WHAT YOU WILL DO: Send back every record word for word, with nothing missing.

::::::

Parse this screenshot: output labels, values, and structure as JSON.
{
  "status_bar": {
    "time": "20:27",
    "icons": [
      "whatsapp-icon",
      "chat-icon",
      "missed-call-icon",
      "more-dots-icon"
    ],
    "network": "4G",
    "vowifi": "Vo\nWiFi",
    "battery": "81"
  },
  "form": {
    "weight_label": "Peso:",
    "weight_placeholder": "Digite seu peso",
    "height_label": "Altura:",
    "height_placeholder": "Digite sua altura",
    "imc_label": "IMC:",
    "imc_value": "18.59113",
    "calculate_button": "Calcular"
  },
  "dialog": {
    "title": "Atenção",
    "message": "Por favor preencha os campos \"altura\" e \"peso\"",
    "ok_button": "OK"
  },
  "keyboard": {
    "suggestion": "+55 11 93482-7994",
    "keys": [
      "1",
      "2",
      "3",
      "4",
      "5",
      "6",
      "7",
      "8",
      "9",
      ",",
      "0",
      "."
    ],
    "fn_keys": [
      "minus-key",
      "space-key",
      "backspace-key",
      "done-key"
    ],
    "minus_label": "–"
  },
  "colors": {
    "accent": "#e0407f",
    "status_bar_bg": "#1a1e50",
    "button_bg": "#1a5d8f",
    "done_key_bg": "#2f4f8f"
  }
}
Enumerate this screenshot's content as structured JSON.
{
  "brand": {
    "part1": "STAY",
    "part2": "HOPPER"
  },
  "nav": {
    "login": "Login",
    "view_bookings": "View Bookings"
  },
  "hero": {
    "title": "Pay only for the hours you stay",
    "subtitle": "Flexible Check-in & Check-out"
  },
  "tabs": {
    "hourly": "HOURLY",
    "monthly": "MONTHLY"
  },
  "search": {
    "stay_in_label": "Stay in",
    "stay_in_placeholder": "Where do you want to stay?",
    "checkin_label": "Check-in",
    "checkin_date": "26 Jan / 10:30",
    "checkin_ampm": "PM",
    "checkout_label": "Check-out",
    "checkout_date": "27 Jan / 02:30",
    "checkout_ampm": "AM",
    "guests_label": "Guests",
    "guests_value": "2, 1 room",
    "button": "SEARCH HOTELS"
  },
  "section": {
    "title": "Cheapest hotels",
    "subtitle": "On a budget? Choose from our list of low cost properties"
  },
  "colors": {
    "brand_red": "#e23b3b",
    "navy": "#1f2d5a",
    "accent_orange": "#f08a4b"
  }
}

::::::

SOLUTION TO THIS EXERCISE:
Parse this screenshot: output labels, values, and structure as JSON.
{
  "status_bar": {
    "time": "20:27",
    "icons": [
      "whatsapp-icon",
      "chat-icon",
      "missed-call-icon",
      "more-dots-icon"
    ],
    "network": "4G",
    "vowifi": "Vo\nWiFi",
    "battery": "81"
  },
  "form": {
    "weight_label": "Peso:",
    "weight_placeholder": "Digite seu peso",
    "height_label": "Altura:",
    "height_placeholder": "Digite sua altura",
    "imc_label": "IMC:",
    "imc_value": "18.59113",
    "calculate_button": "Calcular"
  },
  "dialog": {
    "title": "Atenção",
    "message": "Por favor preencha os campos \"altura\" e \"peso\"",
    "ok_button": "OK"
  },
  "keyboard": {
    "suggestion": "+55 11 93482-7994",
    "keys": [
      "1",
      "2",
      "3",
      "4",
      "5",
      "6",
      "7",
      "8",
      "9",
      ",",
      "0",
      "."
    ],
    "fn_keys": [
      "minus-key",
      "space-key",
      "backspace-key",
      "done-key"
    ],
    "minus_label": "–"
  },
  "colors": {
    "accent": "#e0407f",
    "status_bar_bg": "#1a1e50",
    "button_bg": "#1a5d8f",
    "done_key_bg": "#2f4f8f"
  }
}
Enumerate this screenshot's content as structured JSON.
{
  "brand": {
    "part1": "STAY",
    "part2": "HOPPER"
  },
  "nav": {
    "login": "Login",
    "view_bookings": "View Bookings"
  },
  "hero": {
    "title": "Pay only for the hours you stay",
    "subtitle": "Flexible Check-in & Check-out"
  },
  "tabs": {
    "hourly": "HOURLY",
    "monthly": "MONTHLY"
  },
  "search": {
    "stay_in_label": "Stay in",
    "stay_in_placeholder": "Where do you want to stay?",
    "checkin_label": "Check-in",
    "checkin_date": "26 Jan / 10:30",
    "checkin_ampm": "PM",
    "checkout_label": "Check-out",
    "checkout_date": "27 Jan / 02:30",
    "checkout_ampm": "AM",
    "guests_label": "Guests",
    "guests_value": "2, 1 room",
    "button": "SEARCH HOTELS"
  },
  "section": {
    "title": "Cheapest hotels",
    "subtitle": "On a budget? Choose from our list of low cost properties"
  },
  "colors": {
    "brand_red": "#e23b3b",
    "navy": "#1f2d5a",
    "accent_orange": "#f08a4b"
  }
}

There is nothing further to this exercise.